**Exercise directions**
Retype each entry below exactly as it stands.

Element data from apps and pages
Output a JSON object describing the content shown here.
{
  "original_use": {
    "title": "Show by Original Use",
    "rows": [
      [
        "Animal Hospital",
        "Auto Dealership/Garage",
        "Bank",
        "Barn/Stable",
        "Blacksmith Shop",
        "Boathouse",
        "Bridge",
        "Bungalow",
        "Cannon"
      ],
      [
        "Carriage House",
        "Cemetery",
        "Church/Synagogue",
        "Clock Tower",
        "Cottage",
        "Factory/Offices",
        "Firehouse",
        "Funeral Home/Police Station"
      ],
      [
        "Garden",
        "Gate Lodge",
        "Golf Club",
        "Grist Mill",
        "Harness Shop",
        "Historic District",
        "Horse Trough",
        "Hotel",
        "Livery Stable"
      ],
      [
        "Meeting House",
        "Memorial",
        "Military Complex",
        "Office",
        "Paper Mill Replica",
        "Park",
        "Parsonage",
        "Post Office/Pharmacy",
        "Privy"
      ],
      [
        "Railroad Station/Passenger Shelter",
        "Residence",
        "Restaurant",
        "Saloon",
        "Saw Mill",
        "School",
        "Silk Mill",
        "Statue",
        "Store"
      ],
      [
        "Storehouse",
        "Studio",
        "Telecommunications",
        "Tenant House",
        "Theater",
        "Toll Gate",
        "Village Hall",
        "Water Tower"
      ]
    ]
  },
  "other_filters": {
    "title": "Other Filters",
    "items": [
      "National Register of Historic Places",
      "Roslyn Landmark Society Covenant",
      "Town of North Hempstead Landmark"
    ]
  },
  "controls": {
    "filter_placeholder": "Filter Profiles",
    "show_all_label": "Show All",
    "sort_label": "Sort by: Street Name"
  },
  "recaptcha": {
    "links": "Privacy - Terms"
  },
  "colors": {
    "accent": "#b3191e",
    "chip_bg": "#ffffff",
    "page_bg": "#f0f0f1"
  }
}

**Task output**
Output a JSON object describing the content shown here.
{
  "original_use": {
    "title": "Show by Original Use",
    "rows": [
      [
        "Animal Hospital",
        "Auto Dealership/Garage",
        "Bank",
        "Barn/Stable",
        "Blacksmith Shop",
        "Boathouse",
        "Bridge",
        "Bungalow",
        "Cannon"
      ],
      [
        "Carriage House",
        "Cemetery",
        "Church/Synagogue",
        "Clock Tower",
        "Cottage",
        "Factory/Offices",
        "Firehouse",
        "Funeral Home/Police Station"
      ],
      [
        "Garden",
        "Gate Lodge",
        "Golf Club",
        "Grist Mill",
        "Harness Shop",
        "Historic District",
        "Horse Trough",
        "Hotel",
        "Livery Stable"
      ],
      [
        "Meeting House",
        "Memorial",
        "Military Complex",
        "Office",
        "Paper Mill Replica",
        "Park",
        "Parsonage",
        "Post Office/Pharmacy",
        "Privy"
      ],
      [
        "Railroad Station/Passenger Shelter",
        "Residence",
        "Restaurant",
        "Saloon",
        "Saw Mill",
        "School",
        "Silk Mill",
        "Statue",
        "Store"
      ],
      [
        "Storehouse",
        "Studio",
        "Telecommunications",
        "Tenant House",
        "Theater",
        "Toll Gate",
        "Village Hall",
        "Water Tower"
      ]
    ]
  },
  "other_filters": {
    "title": "Other Filters",
    "items": [
      "National Register of Historic Places",
      "Roslyn Landmark Society Covenant",
      "Town of North Hempstead Landmark"
    ]
  },
  "controls": {
    "filter_placeholder": "Filter Profiles",
    "show_all_label": "Show All",
    "sort_label": "Sort by: Street Name"
  },
  "recaptcha": {
    "links": "Privacy - Terms"
  },
  "colors": {
    "accent": "#b3191e",
    "chip_bg": "#ffffff",
    "page_bg": "#f0f0f1"
  }
}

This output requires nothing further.